Gordon v. StateAnnotate this Case
499 N.E.2d 228 (1986)
John GORDON, Appellant (Defendant below), v. STATE of Indiana, Appellee (Plaintiff below).
Supreme Court of Indiana.
November 3, 1986.
*229 Daniel L. Bella, Appellate Public Defender's Office, Crown Point, for appellant.
Linley E. Pearson, Atty. Gen., Jay Rodia, Deputy Atty. Gen., Indianapolis, for appellee.
Defendant-Appellant John Gordon was convicted of robbery, a class A felony, at the conclusion of a jury trial in the Lake Superior Court. He was sentenced to twenty (20) years. The following issues are presented on direct appeal:1. sufficiency of the evidence; and 2. refusal of Appellant's Tendered Instruction No. 1.
Paul Brown and Angelo Copeland were walking down a street in Gary, Indiana, at approximately 11:30 p.m., on May 21, 1983. Copeland was carrying Brown's radio. Appellant and his co-defendant approached Brown and Copeland, and asked them for a cigarette. Brown and Copeland answered they had none, and Appellant and his co-defendant began following them. This scene repeated itself, after which Appellant and his co-defendant walked ahead of Brown and Copeland. Appellant and his co-defendant stopped, and when Brown and Copeland reached them, Appellant dropped his coat, pointed a gun at Brown and Copeland, and demanded the radio. The four men were approximately two to three feet (2-3') apart. Appellant shot Brown and began demanding money as Brown and Copeland attempted to flee. Brown told Copeland to drop the radio and run. Brown and Copeland escaped, and Brown was treated for two (2) bullet holes in his arm.I
Appellant maintains there was insufficient evidence to support his conviction because the evidence showed the radio was taken from Copeland, whereas the information alleged that the radio was taken from Brown.
Ind. Code § 35-42-5-1 defines robbery as the knowing or intentional taking of property from another person or from the presence of another person by the use or threat of force or fear. The evidence here clearly showed Brown's radio was taken from a person holding it, who stood two to three feet away from Brown. This amply supports the conviction. Furthermore, the information did not require the radio to be taken from Brown, as it used the language, "from another person or from the presence of said other person, to-wit: Paul Michael Brown [emphasis added]."*230 II

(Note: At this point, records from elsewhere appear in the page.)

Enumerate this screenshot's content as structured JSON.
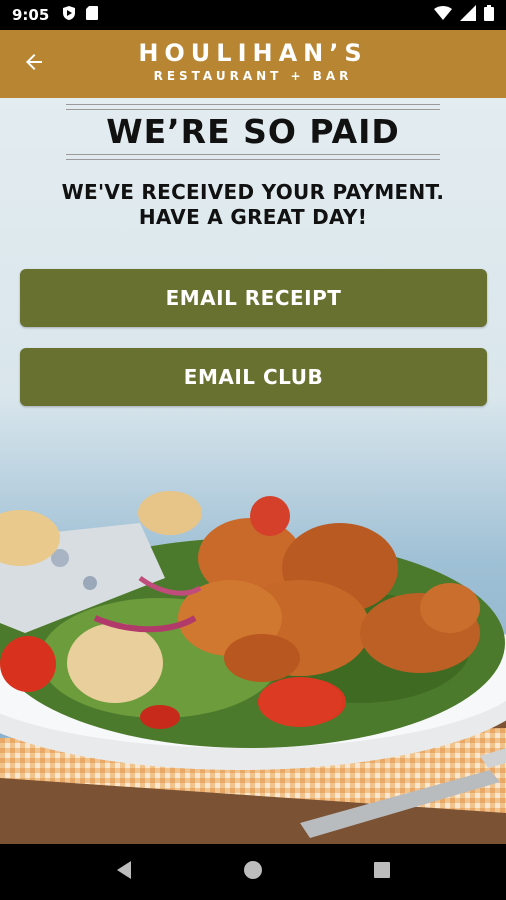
{
  "status_bar": {
    "time": "9:05",
    "icons": [
      "shield-icon",
      "sim-card-icon",
      "wifi-icon",
      "signal-icon",
      "battery-icon"
    ]
  },
  "header": {
    "brand_name": "HOULIHAN’S",
    "brand_sub": "RESTAURANT + BAR",
    "back_icon": "arrow-left-icon",
    "color": "#b88532"
  },
  "main": {
    "title": "WE’RE SO PAID",
    "message": "WE'VE RECEIVED YOUR PAYMENT. HAVE A GREAT DAY!",
    "buttons": {
      "email_receipt": "EMAIL RECEIPT",
      "email_club": "EMAIL CLUB"
    },
    "button_color": "#68712f"
  },
  "nav_bar": {
    "icons": [
      "back-triangle-icon",
      "home-circle-icon",
      "recents-square-icon"
    ]
  }
}
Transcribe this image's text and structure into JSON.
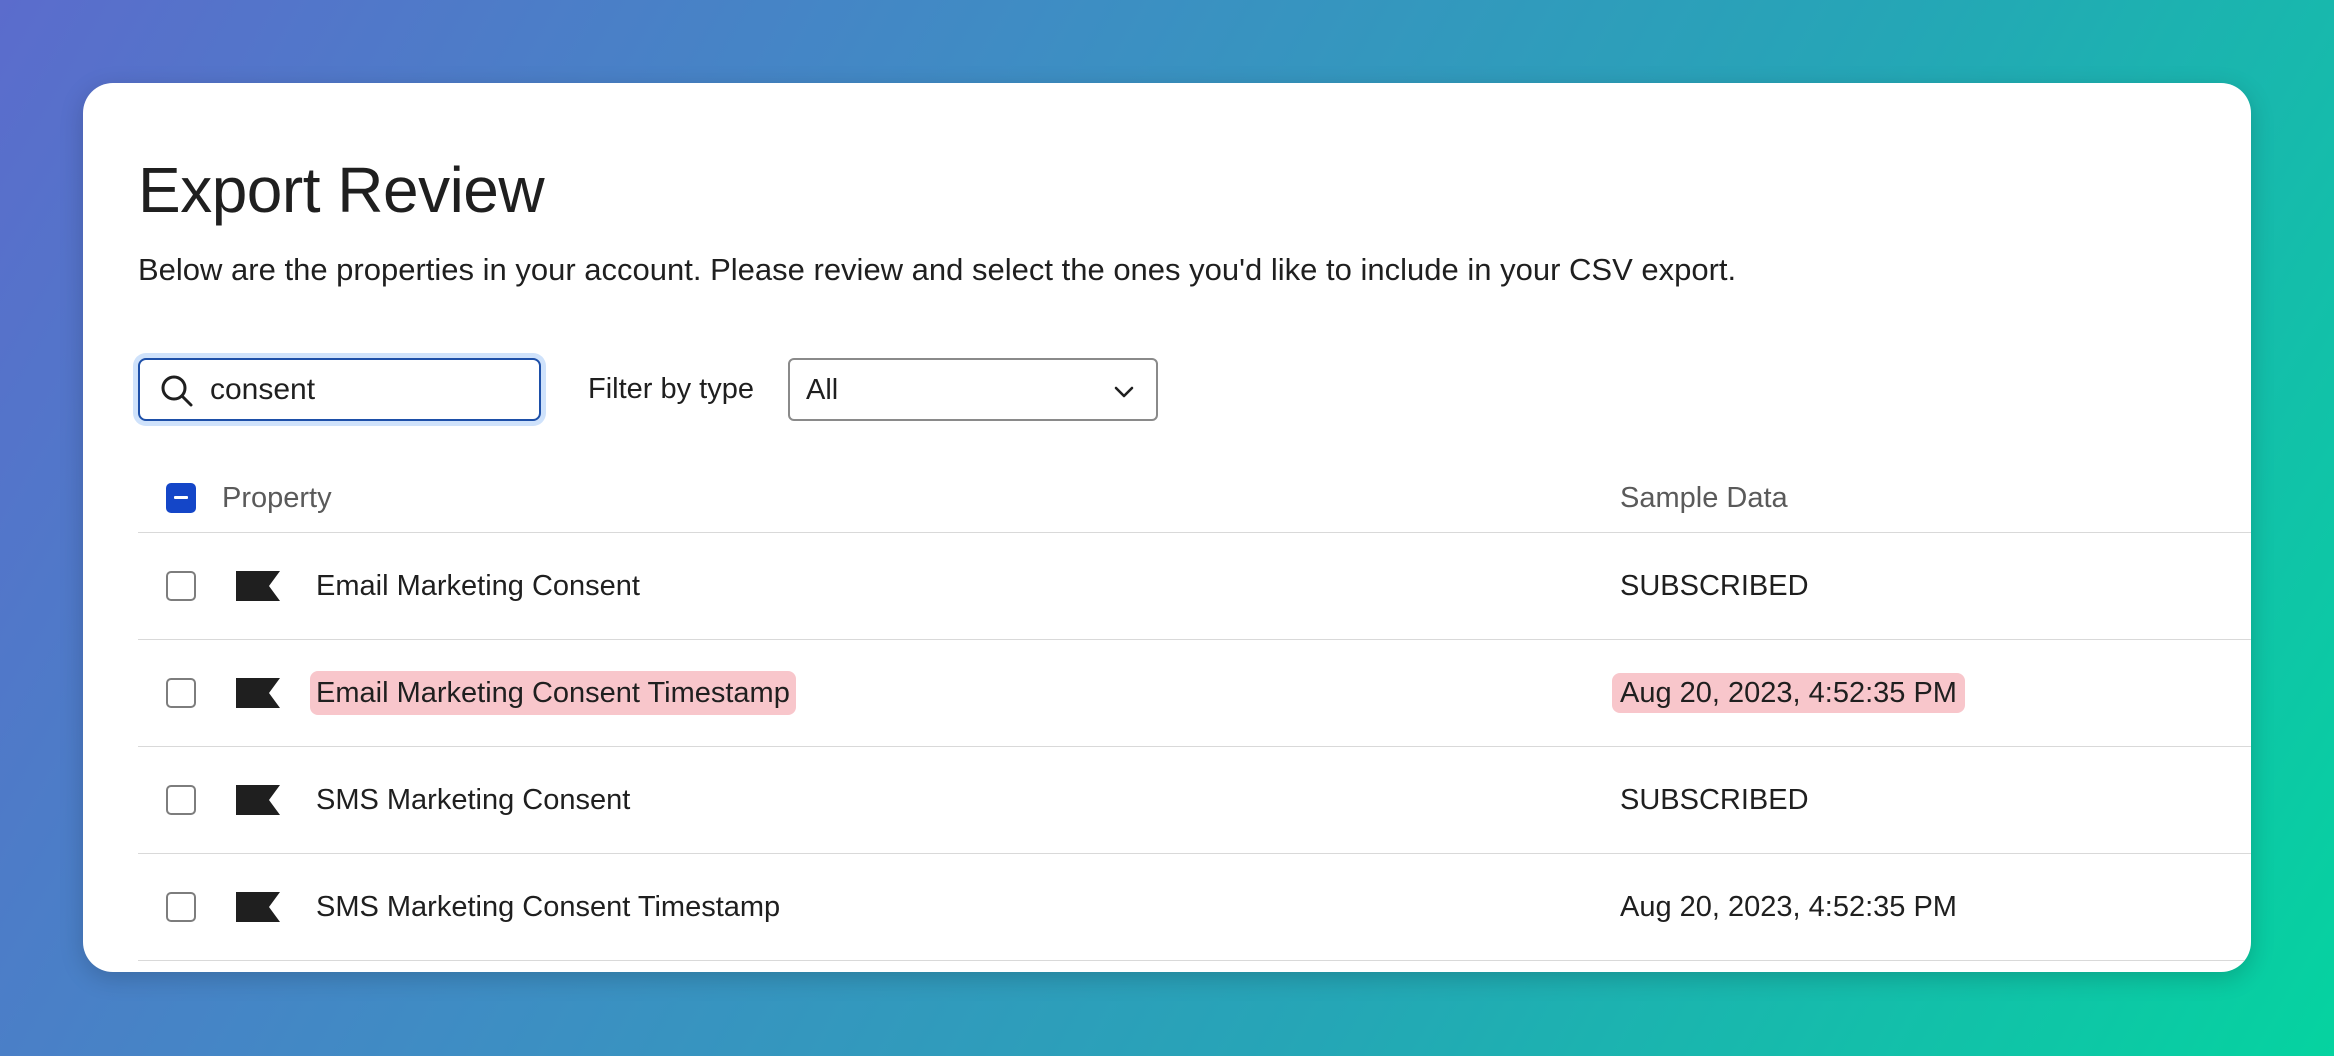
{
  "page": {
    "title": "Export Review",
    "subtitle": "Below are the properties in your account. Please review and select the ones you'd like to include in your CSV export."
  },
  "search": {
    "value": "consent",
    "icon": "search-icon"
  },
  "filter": {
    "label": "Filter by type",
    "selected": "All",
    "icon": "chevron-down-icon"
  },
  "table": {
    "headers": {
      "property": "Property",
      "sample_data": "Sample Data"
    },
    "select_all_state": "indeterminate",
    "rows": [
      {
        "property": "Email Marketing Consent",
        "sample": "SUBSCRIBED",
        "checked": false,
        "highlighted": false,
        "icon": "flag-icon"
      },
      {
        "property": "Email Marketing Consent Timestamp",
        "sample": "Aug 20, 2023, 4:52:35 PM",
        "checked": false,
        "highlighted": true,
        "icon": "flag-icon"
      },
      {
        "property": "SMS Marketing Consent",
        "sample": "SUBSCRIBED",
        "checked": false,
        "highlighted": false,
        "icon": "flag-icon"
      },
      {
        "property": "SMS Marketing Consent Timestamp",
        "sample": "Aug 20, 2023, 4:52:35 PM",
        "checked": false,
        "highlighted": false,
        "icon": "flag-icon"
      }
    ]
  },
  "colors": {
    "accent": "#1446c8",
    "highlight": "#f8c6cb",
    "focus_ring": "#cfe2fb"
  }
}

Appellant contends the trial court erred in refusing his Tendered Instruction No. 1, which sought to advise the jury on battery, a class C felony, as a lesser included offense.
The test for determining whether it was error to refuse such an instruction is two-fold: 1) did the language of the statute and the charging document necessarily include the lesser offense in the greater; and 2) was evidence introduced at trial to which the included offense instruction was applicable. Furthermore, the evidence must be subject to the interpretation not only that the lesser offense was committed, but also that the greater offense was not. Salahuddin v. State (1986), Ind., 492 N.E.2d 292, 294. Here, as in Salahuddin, battery was a lesser offense included in the crime charged. However, the evidence was clear that the greater offense, robbery, was committed. Appellant's argument, that whether the radio was taken from the person or presence of Brown is in serious dispute, was addressed above and found to be without merit.
The trial court is affirmed.
GIVAN, C.J., and DeBRULER and SHEPARD, JJ., concur.
DICKSON, J., concurs in result without separate opinion.